Instructions for the task: Find every line below with the word "pentru" in it, and copy each one.

--- Data shown ---

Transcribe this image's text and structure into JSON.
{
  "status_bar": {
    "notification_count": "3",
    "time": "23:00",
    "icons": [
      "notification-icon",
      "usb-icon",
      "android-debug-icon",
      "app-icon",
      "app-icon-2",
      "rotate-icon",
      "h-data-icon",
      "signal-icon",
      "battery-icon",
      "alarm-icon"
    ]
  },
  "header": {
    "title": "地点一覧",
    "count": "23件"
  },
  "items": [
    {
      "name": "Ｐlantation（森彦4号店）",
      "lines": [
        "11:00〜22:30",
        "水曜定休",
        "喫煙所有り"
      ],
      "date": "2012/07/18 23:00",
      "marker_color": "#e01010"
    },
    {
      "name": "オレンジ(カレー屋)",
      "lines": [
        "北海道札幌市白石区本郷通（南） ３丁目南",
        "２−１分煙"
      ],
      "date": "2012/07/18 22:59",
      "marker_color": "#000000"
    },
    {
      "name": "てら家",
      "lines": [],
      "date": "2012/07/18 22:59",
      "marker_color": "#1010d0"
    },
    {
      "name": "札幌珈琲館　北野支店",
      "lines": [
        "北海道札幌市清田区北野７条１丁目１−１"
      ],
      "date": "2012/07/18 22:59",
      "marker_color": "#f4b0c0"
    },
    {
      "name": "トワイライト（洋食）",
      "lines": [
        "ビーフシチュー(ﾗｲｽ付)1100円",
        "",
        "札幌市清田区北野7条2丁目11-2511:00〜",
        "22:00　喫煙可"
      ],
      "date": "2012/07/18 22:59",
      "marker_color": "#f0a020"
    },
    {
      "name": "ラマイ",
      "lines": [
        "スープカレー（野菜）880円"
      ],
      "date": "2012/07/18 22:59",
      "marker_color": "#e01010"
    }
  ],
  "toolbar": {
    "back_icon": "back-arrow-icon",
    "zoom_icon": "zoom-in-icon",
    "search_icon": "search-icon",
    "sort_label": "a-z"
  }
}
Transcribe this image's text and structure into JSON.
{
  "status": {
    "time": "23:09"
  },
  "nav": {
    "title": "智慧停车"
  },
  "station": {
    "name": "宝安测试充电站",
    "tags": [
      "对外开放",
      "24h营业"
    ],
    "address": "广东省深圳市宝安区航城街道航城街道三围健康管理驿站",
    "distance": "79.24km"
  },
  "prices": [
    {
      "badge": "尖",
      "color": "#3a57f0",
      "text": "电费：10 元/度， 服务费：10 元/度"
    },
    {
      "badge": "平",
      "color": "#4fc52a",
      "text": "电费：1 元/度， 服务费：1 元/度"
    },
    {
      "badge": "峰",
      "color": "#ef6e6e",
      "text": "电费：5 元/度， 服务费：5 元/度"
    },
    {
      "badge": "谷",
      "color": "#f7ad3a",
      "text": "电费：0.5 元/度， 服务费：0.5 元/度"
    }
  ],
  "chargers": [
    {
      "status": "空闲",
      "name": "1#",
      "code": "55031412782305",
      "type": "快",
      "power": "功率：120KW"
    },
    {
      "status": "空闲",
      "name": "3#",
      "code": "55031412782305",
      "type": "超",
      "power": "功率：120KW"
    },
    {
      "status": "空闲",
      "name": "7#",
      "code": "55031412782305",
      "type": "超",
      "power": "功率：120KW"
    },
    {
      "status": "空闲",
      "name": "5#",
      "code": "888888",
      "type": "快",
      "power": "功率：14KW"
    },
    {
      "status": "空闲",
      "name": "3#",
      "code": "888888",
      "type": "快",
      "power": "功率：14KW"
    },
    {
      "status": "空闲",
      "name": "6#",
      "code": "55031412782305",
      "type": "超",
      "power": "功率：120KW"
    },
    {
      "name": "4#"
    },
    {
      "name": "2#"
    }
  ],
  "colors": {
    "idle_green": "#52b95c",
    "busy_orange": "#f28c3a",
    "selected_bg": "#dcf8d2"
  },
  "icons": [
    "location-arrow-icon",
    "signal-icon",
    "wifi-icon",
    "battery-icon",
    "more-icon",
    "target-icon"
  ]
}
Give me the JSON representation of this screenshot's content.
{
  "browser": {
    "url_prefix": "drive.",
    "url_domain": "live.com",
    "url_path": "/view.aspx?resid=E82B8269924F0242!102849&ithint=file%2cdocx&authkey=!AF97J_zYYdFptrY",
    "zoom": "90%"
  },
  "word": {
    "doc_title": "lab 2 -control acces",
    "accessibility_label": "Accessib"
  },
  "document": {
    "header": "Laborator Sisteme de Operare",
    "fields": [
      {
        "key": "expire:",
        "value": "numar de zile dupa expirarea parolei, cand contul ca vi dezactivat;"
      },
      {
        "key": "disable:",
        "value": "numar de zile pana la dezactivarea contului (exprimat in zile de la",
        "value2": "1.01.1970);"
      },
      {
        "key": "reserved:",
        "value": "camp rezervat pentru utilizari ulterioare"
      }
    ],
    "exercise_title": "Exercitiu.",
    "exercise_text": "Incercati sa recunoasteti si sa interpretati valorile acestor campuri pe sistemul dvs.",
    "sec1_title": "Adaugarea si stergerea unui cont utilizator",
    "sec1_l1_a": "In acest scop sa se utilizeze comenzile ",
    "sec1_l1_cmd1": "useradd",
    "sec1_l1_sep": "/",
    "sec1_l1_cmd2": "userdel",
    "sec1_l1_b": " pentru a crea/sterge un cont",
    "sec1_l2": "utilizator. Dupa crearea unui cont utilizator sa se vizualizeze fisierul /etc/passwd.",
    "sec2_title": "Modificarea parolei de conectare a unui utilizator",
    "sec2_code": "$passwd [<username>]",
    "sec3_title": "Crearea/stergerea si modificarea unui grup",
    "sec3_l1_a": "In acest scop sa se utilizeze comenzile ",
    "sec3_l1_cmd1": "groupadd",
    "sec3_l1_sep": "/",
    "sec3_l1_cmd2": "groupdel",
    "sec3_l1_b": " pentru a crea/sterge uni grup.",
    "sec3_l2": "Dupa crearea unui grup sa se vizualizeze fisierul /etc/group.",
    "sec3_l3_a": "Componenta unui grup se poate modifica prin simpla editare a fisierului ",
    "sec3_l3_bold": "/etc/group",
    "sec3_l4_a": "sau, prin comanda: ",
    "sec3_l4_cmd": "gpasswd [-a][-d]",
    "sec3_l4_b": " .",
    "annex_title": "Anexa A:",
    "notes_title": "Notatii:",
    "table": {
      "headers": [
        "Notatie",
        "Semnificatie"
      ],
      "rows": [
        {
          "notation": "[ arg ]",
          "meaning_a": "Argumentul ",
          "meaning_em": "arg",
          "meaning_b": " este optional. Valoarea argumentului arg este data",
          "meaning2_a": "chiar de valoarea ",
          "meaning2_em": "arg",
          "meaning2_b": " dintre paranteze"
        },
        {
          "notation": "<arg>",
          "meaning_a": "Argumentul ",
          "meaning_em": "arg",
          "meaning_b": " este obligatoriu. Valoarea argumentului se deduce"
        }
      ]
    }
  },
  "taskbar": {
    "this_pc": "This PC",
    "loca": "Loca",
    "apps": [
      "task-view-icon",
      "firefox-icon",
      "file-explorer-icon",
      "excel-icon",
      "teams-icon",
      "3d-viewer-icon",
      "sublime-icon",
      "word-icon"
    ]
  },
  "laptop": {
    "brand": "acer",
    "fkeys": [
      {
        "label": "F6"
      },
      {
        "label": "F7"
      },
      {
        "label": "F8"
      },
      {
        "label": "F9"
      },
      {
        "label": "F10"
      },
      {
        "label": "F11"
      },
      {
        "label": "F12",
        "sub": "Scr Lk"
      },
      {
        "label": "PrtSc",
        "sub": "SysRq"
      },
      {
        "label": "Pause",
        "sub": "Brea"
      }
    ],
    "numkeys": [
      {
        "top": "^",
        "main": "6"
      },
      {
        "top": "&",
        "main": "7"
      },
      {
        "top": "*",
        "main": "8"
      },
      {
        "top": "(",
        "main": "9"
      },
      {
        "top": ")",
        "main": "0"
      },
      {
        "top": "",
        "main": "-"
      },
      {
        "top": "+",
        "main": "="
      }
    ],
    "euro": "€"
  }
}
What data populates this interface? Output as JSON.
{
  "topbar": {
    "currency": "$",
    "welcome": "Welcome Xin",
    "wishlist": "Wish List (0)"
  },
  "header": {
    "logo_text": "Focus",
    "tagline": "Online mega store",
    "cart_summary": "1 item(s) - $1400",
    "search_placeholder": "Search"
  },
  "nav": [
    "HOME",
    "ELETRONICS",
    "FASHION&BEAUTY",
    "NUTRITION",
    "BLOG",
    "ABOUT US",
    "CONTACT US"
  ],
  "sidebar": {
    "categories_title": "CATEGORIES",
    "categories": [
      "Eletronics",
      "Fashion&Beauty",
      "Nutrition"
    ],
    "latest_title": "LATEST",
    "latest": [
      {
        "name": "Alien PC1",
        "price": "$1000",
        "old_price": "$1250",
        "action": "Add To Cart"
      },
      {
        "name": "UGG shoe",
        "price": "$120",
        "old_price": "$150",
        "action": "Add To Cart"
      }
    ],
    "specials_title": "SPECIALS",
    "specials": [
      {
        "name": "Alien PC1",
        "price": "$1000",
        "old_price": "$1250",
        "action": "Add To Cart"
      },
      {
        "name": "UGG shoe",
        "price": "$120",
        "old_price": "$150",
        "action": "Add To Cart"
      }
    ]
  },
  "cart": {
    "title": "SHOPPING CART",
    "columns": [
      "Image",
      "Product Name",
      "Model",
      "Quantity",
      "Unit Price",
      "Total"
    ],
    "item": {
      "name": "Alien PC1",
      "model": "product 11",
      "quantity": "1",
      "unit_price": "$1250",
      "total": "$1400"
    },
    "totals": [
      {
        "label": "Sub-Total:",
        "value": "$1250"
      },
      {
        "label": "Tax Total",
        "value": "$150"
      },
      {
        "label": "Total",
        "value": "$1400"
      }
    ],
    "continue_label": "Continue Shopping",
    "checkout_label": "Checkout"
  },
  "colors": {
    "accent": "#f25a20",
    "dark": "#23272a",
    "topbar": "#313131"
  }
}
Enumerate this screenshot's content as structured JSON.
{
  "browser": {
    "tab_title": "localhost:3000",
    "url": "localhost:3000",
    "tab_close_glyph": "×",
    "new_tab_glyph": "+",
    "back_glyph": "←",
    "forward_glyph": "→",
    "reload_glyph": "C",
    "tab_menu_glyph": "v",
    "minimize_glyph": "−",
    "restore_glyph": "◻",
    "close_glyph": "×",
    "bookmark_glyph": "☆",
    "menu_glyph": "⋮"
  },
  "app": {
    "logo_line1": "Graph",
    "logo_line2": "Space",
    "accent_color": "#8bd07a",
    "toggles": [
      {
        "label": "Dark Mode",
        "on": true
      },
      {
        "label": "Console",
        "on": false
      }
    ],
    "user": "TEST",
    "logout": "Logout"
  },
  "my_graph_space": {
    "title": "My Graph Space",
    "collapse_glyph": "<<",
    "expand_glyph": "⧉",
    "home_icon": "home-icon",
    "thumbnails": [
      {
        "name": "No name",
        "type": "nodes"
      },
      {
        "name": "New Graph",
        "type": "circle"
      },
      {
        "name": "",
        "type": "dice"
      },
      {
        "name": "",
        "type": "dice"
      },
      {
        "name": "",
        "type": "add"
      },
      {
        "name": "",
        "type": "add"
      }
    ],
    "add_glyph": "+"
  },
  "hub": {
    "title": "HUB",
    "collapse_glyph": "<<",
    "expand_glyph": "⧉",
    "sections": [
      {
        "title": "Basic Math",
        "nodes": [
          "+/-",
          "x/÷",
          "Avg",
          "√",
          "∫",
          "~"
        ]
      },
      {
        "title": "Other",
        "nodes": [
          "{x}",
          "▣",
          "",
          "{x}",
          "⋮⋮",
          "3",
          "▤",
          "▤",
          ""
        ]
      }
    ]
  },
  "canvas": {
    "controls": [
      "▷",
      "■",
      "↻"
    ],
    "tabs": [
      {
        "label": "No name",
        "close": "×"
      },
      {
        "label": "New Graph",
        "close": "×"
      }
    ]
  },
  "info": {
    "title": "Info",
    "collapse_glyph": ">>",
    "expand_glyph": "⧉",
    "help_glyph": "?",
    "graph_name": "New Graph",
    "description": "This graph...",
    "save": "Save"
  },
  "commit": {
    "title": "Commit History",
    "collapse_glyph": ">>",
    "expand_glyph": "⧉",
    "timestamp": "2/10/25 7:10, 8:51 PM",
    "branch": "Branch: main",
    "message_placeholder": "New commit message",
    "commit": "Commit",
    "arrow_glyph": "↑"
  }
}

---

Written solution:
        "value": "camp rezervat pentru utilizari ulterioare"
    "sec1_l1_b": " pentru a crea/sterge un cont",
    "sec3_l1_b": " pentru a crea/sterge uni grup.",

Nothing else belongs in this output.